IŞIL EĞRİKAVUK ISTANBUL- Hürriyet Daily News
The Malatya massacre took place in this building, when the victims were working in their office at Zirve Publishing house, producing Bibles. AA photo
After years of trials, investigations, media reports and countless allegations, a case into the notorious torture and murder of three missionaries in Malatya has yet to reach any satisfactory conclusion. A recent book on the subject, however, seeks to cut through the conjecture to shed important light on the background and details of the massacre.
Written by journalist İsmail Saymaz, “Hatred” (Nefret) examines the connections between Turkey’s extreme and almost “paranoid” measures toward missionary activities and the number of attacks against missionaries and churches in recent years.
Starting with the 1999 earthquake, in which more than 17,000 people lost their lives, Saymaz’s book demonstrates how certain media outlets and politicians claimed that the tragic disaster was being used for missionary propaganda.
“During the four years following the quake, 293 people, who were either opening churches or distributing the Bible, were sent to legal authorities for criminal acts,” Saymaz wrote in his book.
Just 54 people were identified as missionaries in Turkey in 2000, but Turkey’s National Security Council (MGK) subsequently took up the issue on the grounds that such activities posed a major threat to the country.
“After the MGK [declared] missionaries as a national threat, the police raided several Protestant churches with guns in those years. Turkey’s Intelligence Service counted missionary acts as a second-degree religious threat. Many missionaries were followed by the police or gendarmerie. Turkey’s Religious Affairs [Directorate] distributed millions of Qurans with the support of politicians and the media. A common enemy was created through common action,” Saymaz told the Hürriyet Daily News in an interview last week.
“Hatred” focuses on the Malatya massacre, in which three missionaries, German citizen Tillman Geske and two Turks, Necati Aydın and Uğur Yüksel, were tied up and tortured before having their throats slit at the Zirve Publishing House, a Christian publisher, in the eastern province of Malatya on April 18, 2007.
Five young men, aged 19 and 20 at the time of the killings, confessed to the murder and were arrested for the crime. However, authorities are continuing to investigate the matter, which is believed by many to be an act of the “deep state” rather than a group of independent fanatics.
Saymaz reported the claims that one of the suspects, Emre Günaydın, may have been working with the police at the time. According to the testimony of other suspects, Günaydın had certain connections with police officers, the book said.
Another important finding of the book of the book is the revelation that police found a gun on Günaydın the day before the murders. Although that gun was seized by the police, they did not search his car, which allegedly contained two more guns – one of which was allegedly later used in the murder.
“We don’t know what connections Günaydın may have or whether the guns were ever found and not confiscated.
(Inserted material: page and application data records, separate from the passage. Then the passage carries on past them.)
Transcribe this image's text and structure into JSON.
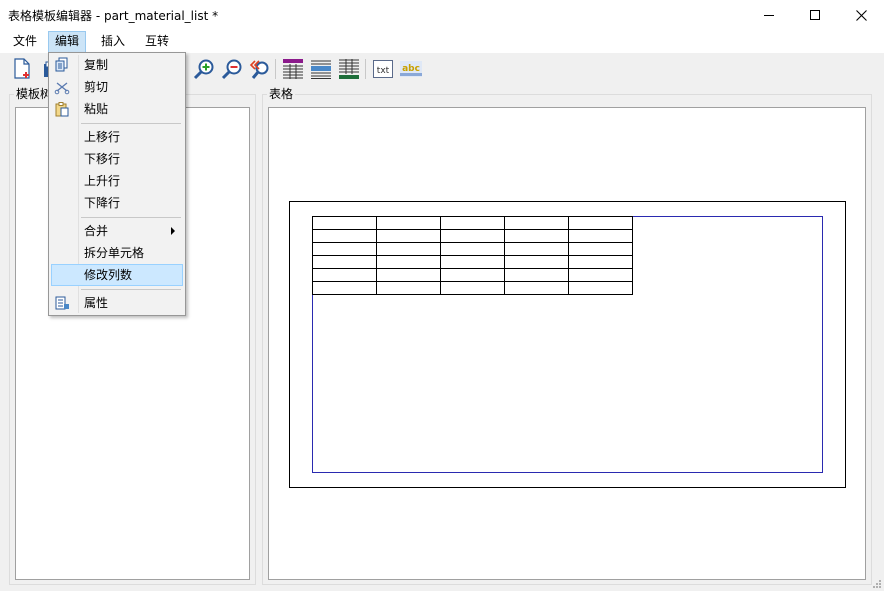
{
  "window": {
    "title": "表格模板编辑器 - part_material_list *",
    "minimize_icon": "minimize-icon",
    "maximize_icon": "maximize-icon",
    "close_icon": "close-icon"
  },
  "menubar": {
    "items": [
      {
        "label": "文件",
        "active": false
      },
      {
        "label": "编辑",
        "active": true
      },
      {
        "label": "插入",
        "active": false
      },
      {
        "label": "互转",
        "active": false
      }
    ]
  },
  "toolbar": {
    "icons": [
      "new-file-icon",
      "open-file-icon",
      "zoom-in-icon",
      "zoom-out-icon",
      "zoom-reset-icon",
      "table-style-purple-icon",
      "table-style-blue-icon",
      "table-style-green-icon",
      "txt-icon",
      "abc-icon"
    ]
  },
  "left_panel": {
    "label": "模板树"
  },
  "right_panel": {
    "label": "表格"
  },
  "edit_menu": {
    "items": [
      {
        "label": "复制",
        "icon": "copy-icon"
      },
      {
        "label": "剪切",
        "icon": "cut-icon"
      },
      {
        "label": "粘贴",
        "icon": "paste-icon"
      },
      {
        "label": "上移行"
      },
      {
        "label": "下移行"
      },
      {
        "label": "上升行"
      },
      {
        "label": "下降行"
      },
      {
        "label": "合并",
        "submenu": true
      },
      {
        "label": "拆分单元格"
      },
      {
        "label": "修改列数",
        "highlighted": true
      },
      {
        "label": "属性",
        "icon": "properties-icon"
      }
    ]
  },
  "table_preview": {
    "rows": 6,
    "columns": 5,
    "colors": {
      "outer_border": "#000000",
      "inner_border": "#2a2ab0"
    }
  }
}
But we do know that although the suspects are five young men, this was murder by tacit mandate,” Saymaz said.
The Malatya massacre was not the first of its kind, and it may not be the last, Saymaz said.
“In 2006, Fr. Andrea Santoro of the Catholic Church of Santa Maria in Trabzon was murdered. In 2007 the Malatya massacre happened. We know there were 18 other attacks against missionaries that year. That number was 14 in 2008 and 2010. In the first seven months of 2011, there were seven attacks. Because of this, it is hard to say that similar cases will not happen,” Saymaz said.